◆ **Your objective**
Each line below must be set down exactly as it stands.

(Records from a data collection)
━━━

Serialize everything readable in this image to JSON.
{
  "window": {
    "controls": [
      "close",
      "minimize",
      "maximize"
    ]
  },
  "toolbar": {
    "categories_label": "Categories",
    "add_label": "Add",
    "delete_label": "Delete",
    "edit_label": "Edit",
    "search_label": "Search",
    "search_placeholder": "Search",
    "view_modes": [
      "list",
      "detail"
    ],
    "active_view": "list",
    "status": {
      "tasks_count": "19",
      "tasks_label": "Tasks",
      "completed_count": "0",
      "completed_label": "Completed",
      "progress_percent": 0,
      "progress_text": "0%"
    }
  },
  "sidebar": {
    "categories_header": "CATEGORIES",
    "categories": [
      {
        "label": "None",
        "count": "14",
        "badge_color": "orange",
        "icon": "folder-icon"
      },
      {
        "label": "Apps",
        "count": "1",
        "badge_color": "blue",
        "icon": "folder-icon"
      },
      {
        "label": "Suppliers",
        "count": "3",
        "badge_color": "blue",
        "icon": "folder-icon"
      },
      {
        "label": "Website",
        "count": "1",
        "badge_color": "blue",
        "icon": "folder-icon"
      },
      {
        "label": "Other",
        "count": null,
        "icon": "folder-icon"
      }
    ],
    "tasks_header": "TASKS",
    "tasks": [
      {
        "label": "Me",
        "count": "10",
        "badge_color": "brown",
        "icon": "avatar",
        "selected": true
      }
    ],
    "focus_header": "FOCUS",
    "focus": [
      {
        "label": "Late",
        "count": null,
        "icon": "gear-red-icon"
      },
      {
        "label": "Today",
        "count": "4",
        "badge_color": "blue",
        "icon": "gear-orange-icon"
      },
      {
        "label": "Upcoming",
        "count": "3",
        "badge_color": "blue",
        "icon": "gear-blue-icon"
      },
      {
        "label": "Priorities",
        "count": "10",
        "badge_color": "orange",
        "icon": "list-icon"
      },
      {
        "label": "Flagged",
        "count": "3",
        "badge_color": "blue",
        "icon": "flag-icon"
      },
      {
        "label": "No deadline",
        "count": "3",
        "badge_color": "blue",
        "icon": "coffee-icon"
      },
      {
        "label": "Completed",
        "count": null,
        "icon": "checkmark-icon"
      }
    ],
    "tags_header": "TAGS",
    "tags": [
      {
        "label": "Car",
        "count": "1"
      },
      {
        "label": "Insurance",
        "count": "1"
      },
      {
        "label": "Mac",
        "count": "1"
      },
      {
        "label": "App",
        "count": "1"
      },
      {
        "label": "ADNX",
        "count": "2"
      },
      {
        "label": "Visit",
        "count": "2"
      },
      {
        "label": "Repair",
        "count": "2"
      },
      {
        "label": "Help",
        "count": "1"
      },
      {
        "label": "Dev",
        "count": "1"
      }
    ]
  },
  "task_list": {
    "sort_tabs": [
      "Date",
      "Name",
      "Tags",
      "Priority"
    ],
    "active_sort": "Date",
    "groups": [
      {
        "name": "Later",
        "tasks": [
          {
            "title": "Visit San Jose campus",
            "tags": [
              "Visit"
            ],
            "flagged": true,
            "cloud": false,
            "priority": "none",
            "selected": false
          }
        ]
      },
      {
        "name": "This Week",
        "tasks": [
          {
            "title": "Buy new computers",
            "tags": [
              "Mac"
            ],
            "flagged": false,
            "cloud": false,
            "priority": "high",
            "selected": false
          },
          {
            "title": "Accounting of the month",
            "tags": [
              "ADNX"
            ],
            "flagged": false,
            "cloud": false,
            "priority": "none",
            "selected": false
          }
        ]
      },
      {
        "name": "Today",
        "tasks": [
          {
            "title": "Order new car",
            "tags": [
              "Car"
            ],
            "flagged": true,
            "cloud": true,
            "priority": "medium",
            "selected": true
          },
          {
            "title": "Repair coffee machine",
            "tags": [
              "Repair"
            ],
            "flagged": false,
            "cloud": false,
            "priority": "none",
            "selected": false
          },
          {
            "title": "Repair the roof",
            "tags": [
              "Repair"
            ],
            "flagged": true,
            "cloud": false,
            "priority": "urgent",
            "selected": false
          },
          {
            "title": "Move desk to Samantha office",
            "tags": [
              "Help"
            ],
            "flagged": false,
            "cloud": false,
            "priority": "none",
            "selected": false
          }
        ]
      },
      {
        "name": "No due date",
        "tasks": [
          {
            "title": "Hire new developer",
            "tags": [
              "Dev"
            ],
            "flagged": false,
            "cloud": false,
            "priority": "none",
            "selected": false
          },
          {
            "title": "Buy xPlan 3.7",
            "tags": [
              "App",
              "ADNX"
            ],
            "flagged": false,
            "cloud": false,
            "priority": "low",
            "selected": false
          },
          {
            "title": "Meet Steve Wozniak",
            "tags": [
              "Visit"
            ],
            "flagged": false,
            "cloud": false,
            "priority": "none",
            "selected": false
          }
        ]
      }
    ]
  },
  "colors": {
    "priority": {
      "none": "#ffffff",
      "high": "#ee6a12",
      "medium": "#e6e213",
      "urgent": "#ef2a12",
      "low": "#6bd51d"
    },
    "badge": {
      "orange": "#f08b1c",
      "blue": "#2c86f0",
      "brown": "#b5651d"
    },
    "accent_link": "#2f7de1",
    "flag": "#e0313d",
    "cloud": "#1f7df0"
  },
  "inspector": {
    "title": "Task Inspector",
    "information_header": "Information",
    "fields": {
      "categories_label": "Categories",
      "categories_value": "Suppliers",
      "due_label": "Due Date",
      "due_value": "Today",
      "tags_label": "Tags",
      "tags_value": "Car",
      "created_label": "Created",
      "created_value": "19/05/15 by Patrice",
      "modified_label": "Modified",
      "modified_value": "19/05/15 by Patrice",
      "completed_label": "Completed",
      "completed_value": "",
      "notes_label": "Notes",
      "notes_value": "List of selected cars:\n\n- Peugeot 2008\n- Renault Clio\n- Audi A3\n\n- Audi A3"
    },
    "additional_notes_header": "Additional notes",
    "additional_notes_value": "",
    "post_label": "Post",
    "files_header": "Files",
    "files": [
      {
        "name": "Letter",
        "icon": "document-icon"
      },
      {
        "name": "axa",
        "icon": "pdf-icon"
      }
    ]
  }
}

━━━

◆ **Expected answer**
Serialize everything readable in this image to JSON.
{
  "window": {
    "controls": [
      "close",
      "minimize",
      "maximize"
    ]
  },
  "toolbar": {
    "categories_label": "Categories",
    "add_label": "Add",
    "delete_label": "Delete",
    "edit_label": "Edit",
    "search_label": "Search",
    "search_placeholder": "Search",
    "view_modes": [
      "list",
      "detail"
    ],
    "active_view": "list",
    "status": {
      "tasks_count": "19",
      "tasks_label": "Tasks",
      "completed_count": "0",
      "completed_label": "Completed",
      "progress_percent": 0,
      "progress_text": "0%"
    }
  },
  "sidebar": {
    "categories_header": "CATEGORIES",
    "categories": [
      {
        "label": "None",
        "count": "14",
        "badge_color": "orange",
        "icon": "folder-icon"
      },
      {
        "label": "Apps",
        "count": "1",
        "badge_color": "blue",
        "icon": "folder-icon"
      },
      {
        "label": "Suppliers",
        "count": "3",
        "badge_color": "blue",
        "icon": "folder-icon"
      },
      {
        "label": "Website",
        "count": "1",
        "badge_color": "blue",
        "icon": "folder-icon"
      },
      {
        "label": "Other",
        "count": null,
        "icon": "folder-icon"
      }
    ],
    "tasks_header": "TASKS",
    "tasks": [
      {
        "label": "Me",
        "count": "10",
        "badge_color": "brown",
        "icon": "avatar",
        "selected": true
      }
    ],
    "focus_header": "FOCUS",
    "focus": [
      {
        "label": "Late",
        "count": null,
        "icon": "gear-red-icon"
      },
      {
        "label": "Today",
        "count": "4",
        "badge_color": "blue",
        "icon": "gear-orange-icon"
      },
      {
        "label": "Upcoming",
        "count": "3",
        "badge_color": "blue",
        "icon": "gear-blue-icon"
      },
      {
        "label": "Priorities",
        "count": "10",
        "badge_color": "orange",
        "icon": "list-icon"
      },
      {
        "label": "Flagged",
        "count": "3",
        "badge_color": "blue",
        "icon": "flag-icon"
      },
      {
        "label": "No deadline",
        "count": "3",
        "badge_color": "blue",
        "icon": "coffee-icon"
      },
      {
        "label": "Completed",
        "count": null,
        "icon": "checkmark-icon"
      }
    ],
    "tags_header": "TAGS",
    "tags": [
      {
        "label": "Car",
        "count": "1"
      },
      {
        "label": "Insurance",
        "count": "1"
      },
      {
        "label": "Mac",
        "count": "1"
      },
      {
        "label": "App",
        "count": "1"
      },
      {
        "label": "ADNX",
        "count": "2"
      },
      {
        "label": "Visit",
        "count": "2"
      },
      {
        "label": "Repair",
        "count": "2"
      },
      {
        "label": "Help",
        "count": "1"
      },
      {
        "label": "Dev",
        "count": "1"
      }
    ]
  },
  "task_list": {
    "sort_tabs": [
      "Date",
      "Name",
      "Tags",
      "Priority"
    ],
    "active_sort": "Date",
    "groups": [
      {
        "name": "Later",
        "tasks": [
          {
            "title": "Visit San Jose campus",
            "tags": [
              "Visit"
            ],
            "flagged": true,
            "cloud": false,
            "priority": "none",
            "selected": false
          }
        ]
      },
      {
        "name": "This Week",
        "tasks": [
          {
            "title": "Buy new computers",
            "tags": [
              "Mac"
            ],
            "flagged": false,
            "cloud": false,
            "priority": "high",
            "selected": false
          },
          {
            "title": "Accounting of the month",
            "tags": [
              "ADNX"
            ],
            "flagged": false,
            "cloud": false,
            "priority": "none",
            "selected": false
          }
        ]
      },
      {
        "name": "Today",
        "tasks": [
          {
            "title": "Order new car",
            "tags": [
              "Car"
            ],
            "flagged": true,
            "cloud": true,
            "priority": "medium",
            "selected": true
          },
          {
            "title": "Repair coffee machine",
            "tags": [
              "Repair"
            ],
            "flagged": false,
            "cloud": false,
            "priority": "none",
            "selected": false
          },
          {
            "title": "Repair the roof",
            "tags": [
              "Repair"
            ],
            "flagged": true,
            "cloud": false,
            "priority": "urgent",
            "selected": false
          },
          {
            "title": "Move desk to Samantha office",
            "tags": [
              "Help"
            ],
            "flagged": false,
            "cloud": false,
            "priority": "none",
            "selected": false
          }
        ]
      },
      {
        "name": "No due date",
        "tasks": [
          {
            "title": "Hire new developer",
            "tags": [
              "Dev"
            ],
            "flagged": false,
            "cloud": false,
            "priority": "none",
            "selected": false
          },
          {
            "title": "Buy xPlan 3.7",
            "tags": [
              "App",
              "ADNX"
            ],
            "flagged": false,
            "cloud": false,
            "priority": "low",
            "selected": false
          },
          {
            "title": "Meet Steve Wozniak",
            "tags": [
              "Visit"
            ],
            "flagged": false,
            "cloud": false,
            "priority": "none",
            "selected": false
          }
        ]
      }
    ]
  },
  "colors": {
    "priority": {
      "none": "#ffffff",
      "high": "#ee6a12",
      "medium": "#e6e213",
      "urgent": "#ef2a12",
      "low": "#6bd51d"
    },
    "badge": {
      "orange": "#f08b1c",
      "blue": "#2c86f0",
      "brown": "#b5651d"
    },
    "accent_link": "#2f7de1",
    "flag": "#e0313d",
    "cloud": "#1f7df0"
  },
  "inspector": {
    "title": "Task Inspector",
    "information_header": "Information",
    "fields": {
      "categories_label": "Categories",
      "categories_value": "Suppliers",
      "due_label": "Due Date",
      "due_value": "Today",
      "tags_label": "Tags",
      "tags_value": "Car",
      "created_label": "Created",
      "created_value": "19/05/15 by Patrice",
      "modified_label": "Modified",
      "modified_value": "19/05/15 by Patrice",
      "completed_label": "Completed",
      "completed_value": "",
      "notes_label": "Notes",
      "notes_value": "List of selected cars:\n\n- Peugeot 2008\n- Renault Clio\n- Audi A3\n\n- Audi A3"
    },
    "additional_notes_header": "Additional notes",
    "additional_notes_value": "",
    "post_label": "Post",
    "files_header": "Files",
    "files": [
      {
        "name": "Letter",
        "icon": "document-icon"
      },
      {
        "name": "axa",
        "icon": "pdf-icon"
      }
    ]
  }
}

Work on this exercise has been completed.